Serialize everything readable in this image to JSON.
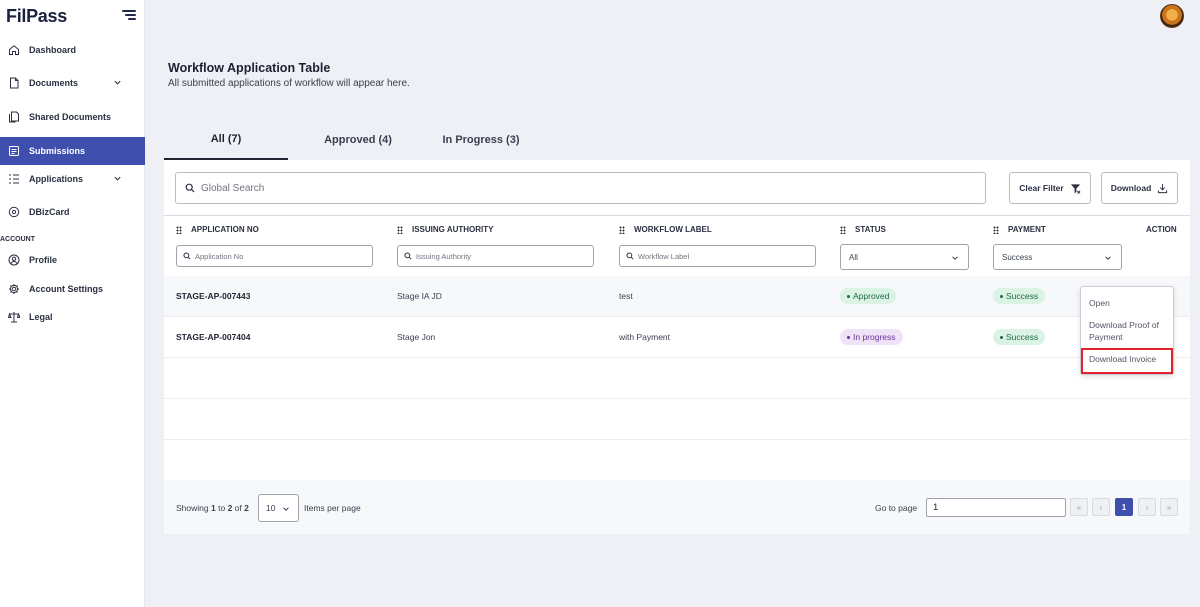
{
  "app": {
    "logo": "FilPass"
  },
  "sidebar": {
    "items": [
      {
        "label": "Dashboard",
        "icon": "home-icon"
      },
      {
        "label": "Documents",
        "icon": "document-icon"
      },
      {
        "label": "Shared Documents",
        "icon": "shared-documents-icon"
      },
      {
        "label": "Submissions",
        "icon": "submissions-icon"
      },
      {
        "label": "Applications",
        "icon": "applications-icon"
      },
      {
        "label": "DBizCard",
        "icon": "card-icon"
      }
    ],
    "account_label": "ACCOUNT",
    "account_items": [
      {
        "label": "Profile",
        "icon": "profile-icon"
      },
      {
        "label": "Account Settings",
        "icon": "gear-icon"
      },
      {
        "label": "Legal",
        "icon": "scale-icon"
      }
    ]
  },
  "page": {
    "title": "Workflow Application Table",
    "subtitle": "All submitted applications of workflow will appear here."
  },
  "tabs": [
    {
      "label": "All (7)"
    },
    {
      "label": "Approved (4)"
    },
    {
      "label": "In Progress (3)"
    }
  ],
  "toolbar": {
    "search_placeholder": "Global Search",
    "clear_filter": "Clear Filter",
    "download": "Download"
  },
  "table": {
    "columns": [
      "APPLICATION NO",
      "ISSUING AUTHORITY",
      "WORKFLOW LABEL",
      "STATUS",
      "PAYMENT",
      "ACTION"
    ],
    "filters": {
      "application_no": "Application No",
      "issuing_authority": "Issuing Authority",
      "workflow_label": "Workflow Label",
      "status": "All",
      "payment": "Success"
    },
    "rows": [
      {
        "application_no": "STAGE-AP-007443",
        "issuing_authority": "Stage IA JD",
        "workflow_label": "test",
        "status": "Approved",
        "payment": "Success"
      },
      {
        "application_no": "STAGE-AP-007404",
        "issuing_authority": "Stage Jon",
        "workflow_label": "with Payment",
        "status": "In progress",
        "payment": "Success"
      }
    ]
  },
  "action_menu": {
    "open": "Open",
    "download_proof_line1": "Download Proof of",
    "download_proof_line2": "Payment",
    "download_invoice": "Download Invoice"
  },
  "footer": {
    "showing_prefix": "Showing",
    "from": "1",
    "to_word": "to",
    "to": "2",
    "of_word": "of",
    "total": "2",
    "per_page": "10",
    "items_per_page": "Items per page",
    "go_to_page": "Go to page",
    "page_input": "1",
    "current_page": "1"
  },
  "colors": {
    "accent": "#3f4fae",
    "approved": "#daf3e5",
    "in_progress": "#efe3f8",
    "highlight": "#e0242b"
  }
}
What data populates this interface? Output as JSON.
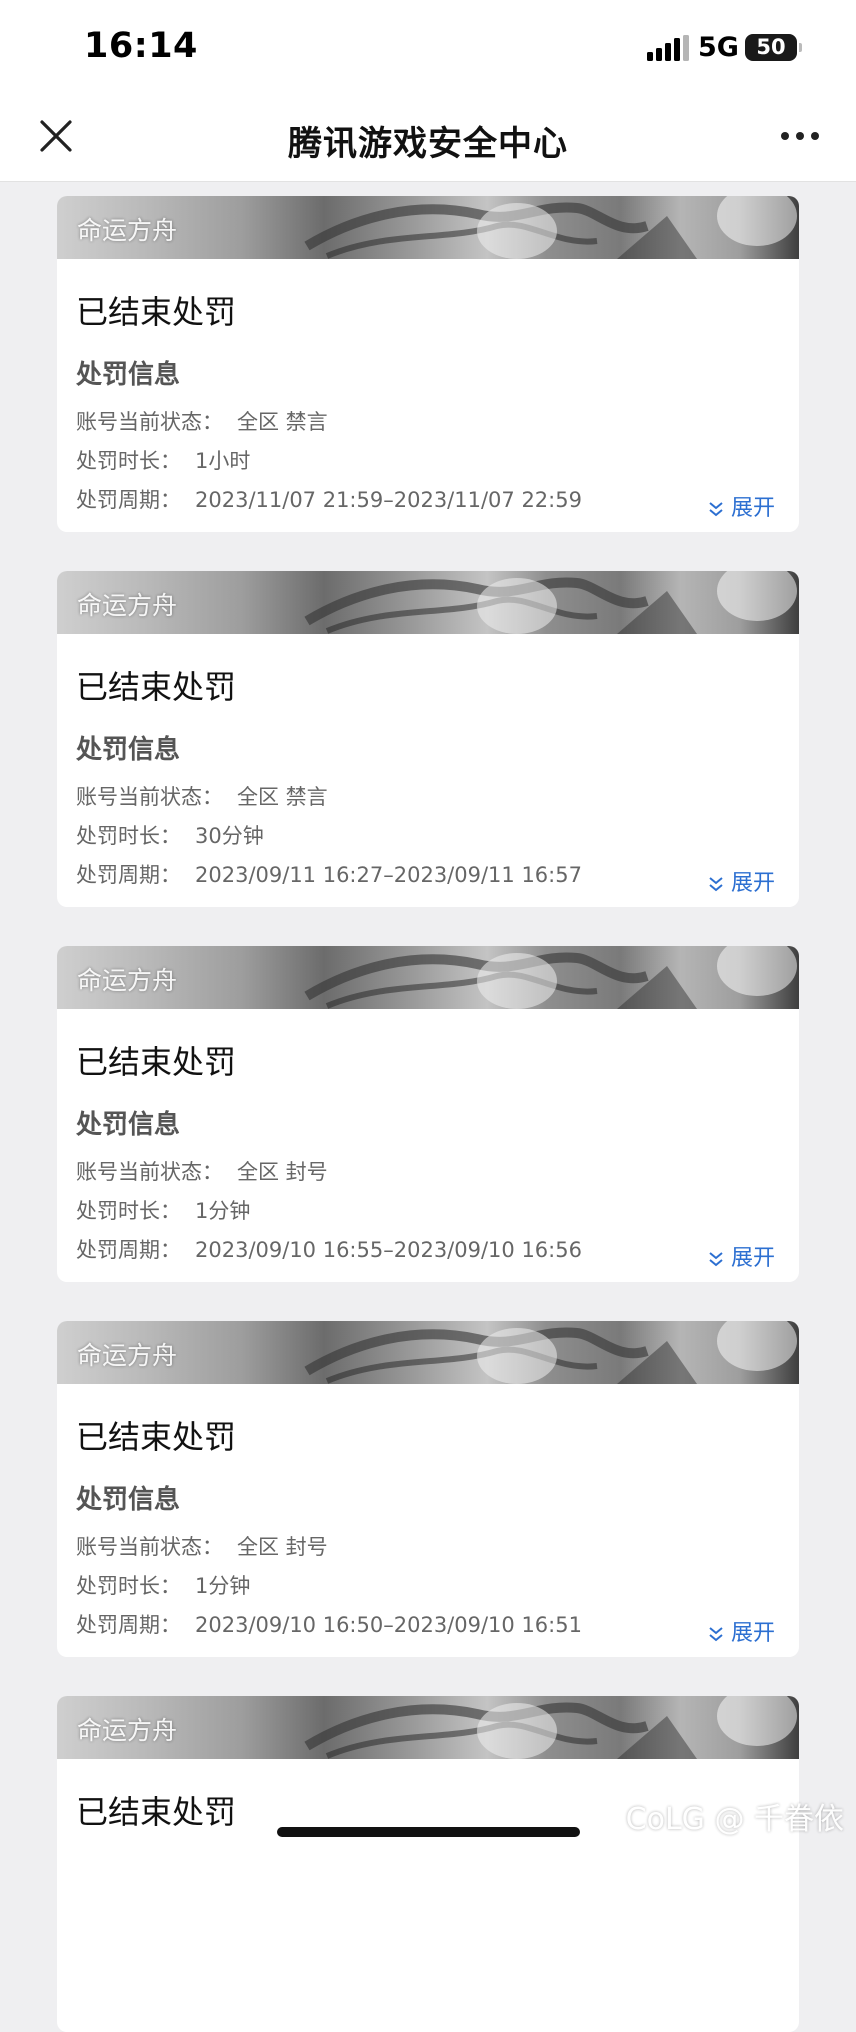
{
  "status_bar": {
    "time": "16:14",
    "network": "5G",
    "battery": "50",
    "signal_icon": "signal-bars-icon",
    "battery_icon": "battery-icon"
  },
  "nav": {
    "title": "腾讯游戏安全中心",
    "close_icon": "close-icon",
    "more_icon": "more-dots-icon"
  },
  "labels": {
    "section_title": "处罚信息",
    "account_status": "账号当前状态：",
    "duration": "处罚时长：",
    "period": "处罚周期：",
    "expand": "展开"
  },
  "cards": [
    {
      "game": "命运方舟",
      "status": "已结束处罚",
      "account_status": "全区 禁言",
      "duration": "1小时",
      "period": "2023/11/07 21:59–2023/11/07 22:59"
    },
    {
      "game": "命运方舟",
      "status": "已结束处罚",
      "account_status": "全区 禁言",
      "duration": "30分钟",
      "period": "2023/09/11 16:27–2023/09/11 16:57"
    },
    {
      "game": "命运方舟",
      "status": "已结束处罚",
      "account_status": "全区 封号",
      "duration": "1分钟",
      "period": "2023/09/10 16:55–2023/09/10 16:56"
    },
    {
      "game": "命运方舟",
      "status": "已结束处罚",
      "account_status": "全区 封号",
      "duration": "1分钟",
      "period": "2023/09/10 16:50–2023/09/10 16:51"
    },
    {
      "game": "命运方舟",
      "status": "已结束处罚"
    }
  ],
  "watermark": "CoLG @ 千眷依",
  "colors": {
    "background": "#efeff1",
    "card": "#ffffff",
    "link": "#2c6fd1"
  }
}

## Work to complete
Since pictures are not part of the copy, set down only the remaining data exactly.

## Task answer
Serialize everything readable in this image to JSON.
{
  "app": {
    "logo": "FilPass"
  },
  "sidebar": {
    "items": [
      {
        "label": "Dashboard",
        "icon": "home-icon"
      },
      {
        "label": "Documents",
        "icon": "document-icon"
      },
      {
        "label": "Shared Documents",
        "icon": "shared-documents-icon"
      },
      {
        "label": "Submissions",
        "icon": "submissions-icon"
      },
      {
        "label": "Applications",
        "icon": "applications-icon"
      },
      {
        "label": "DBizCard",
        "icon": "card-icon"
      }
    ],
    "account_label": "ACCOUNT",
    "account_items": [
      {
        "label": "Profile",
        "icon": "profile-icon"
      },
      {
        "label": "Account Settings",
        "icon": "gear-icon"
      },
      {
        "label": "Legal",
        "icon": "scale-icon"
      }
    ]
  },
  "page": {
    "title": "Workflow Application Table",
    "subtitle": "All submitted applications of workflow will appear here."
  },
  "tabs": [
    {
      "label": "All (7)"
    },
    {
      "label": "Approved (4)"
    },
    {
      "label": "In Progress (3)"
    }
  ],
  "toolbar": {
    "search_placeholder": "Global Search",
    "clear_filter": "Clear Filter",
    "download": "Download"
  },
  "table": {
    "columns": [
      "APPLICATION NO",
      "ISSUING AUTHORITY",
      "WORKFLOW LABEL",
      "STATUS",
      "PAYMENT",
      "ACTION"
    ],
    "filters": {
      "application_no": "Application No",
      "issuing_authority": "Issuing Authority",
      "workflow_label": "Workflow Label",
      "status": "All",
      "payment": "Success"
    },
    "rows": [
      {
        "application_no": "STAGE-AP-007443",
        "issuing_authority": "Stage IA JD",
        "workflow_label": "test",
        "status": "Approved",
        "payment": "Success"
      },
      {
        "application_no": "STAGE-AP-007404",
        "issuing_authority": "Stage Jon",
        "workflow_label": "with Payment",
        "status": "In progress",
        "payment": "Success"
      }
    ]
  },
  "action_menu": {
    "open": "Open",
    "download_proof_line1": "Download Proof of",
    "download_proof_line2": "Payment",
    "download_invoice": "Download Invoice"
  },
  "footer": {
    "showing_prefix": "Showing",
    "from": "1",
    "to_word": "to",
    "to": "2",
    "of_word": "of",
    "total": "2",
    "per_page": "10",
    "items_per_page": "Items per page",
    "go_to_page": "Go to page",
    "page_input": "1",
    "current_page": "1"
  },
  "colors": {
    "accent": "#3f4fae",
    "approved": "#daf3e5",
    "in_progress": "#efe3f8",
    "highlight": "#e0242b"
  }
}
What data populates this interface? Output as JSON.
{
  "status_bar": {
    "time": "16:14",
    "network": "5G",
    "battery": "50",
    "signal_icon": "signal-bars-icon",
    "battery_icon": "battery-icon"
  },
  "nav": {
    "title": "腾讯游戏安全中心",
    "close_icon": "close-icon",
    "more_icon": "more-dots-icon"
  },
  "labels": {
    "section_title": "处罚信息",
    "account_status": "账号当前状态：",
    "duration": "处罚时长：",
    "period": "处罚周期：",
    "expand": "展开"
  },
  "cards": [
    {
      "game": "命运方舟",
      "status": "已结束处罚",
      "account_status": "全区 禁言",
      "duration": "1小时",
      "period": "2023/11/07 21:59–2023/11/07 22:59"
    },
    {
      "game": "命运方舟",
      "status": "已结束处罚",
      "account_status": "全区 禁言",
      "duration": "30分钟",
      "period": "2023/09/11 16:27–2023/09/11 16:57"
    },
    {
      "game": "命运方舟",
      "status": "已结束处罚",
      "account_status": "全区 封号",
      "duration": "1分钟",
      "period": "2023/09/10 16:55–2023/09/10 16:56"
    },
    {
      "game": "命运方舟",
      "status": "已结束处罚",
      "account_status": "全区 封号",
      "duration": "1分钟",
      "period": "2023/09/10 16:50–2023/09/10 16:51"
    },
    {
      "game": "命运方舟",
      "status": "已结束处罚"
    }
  ],
  "watermark": "CoLG @ 千眷依",
  "colors": {
    "background": "#efeff1",
    "card": "#ffffff",
    "link": "#2c6fd1"
  }
}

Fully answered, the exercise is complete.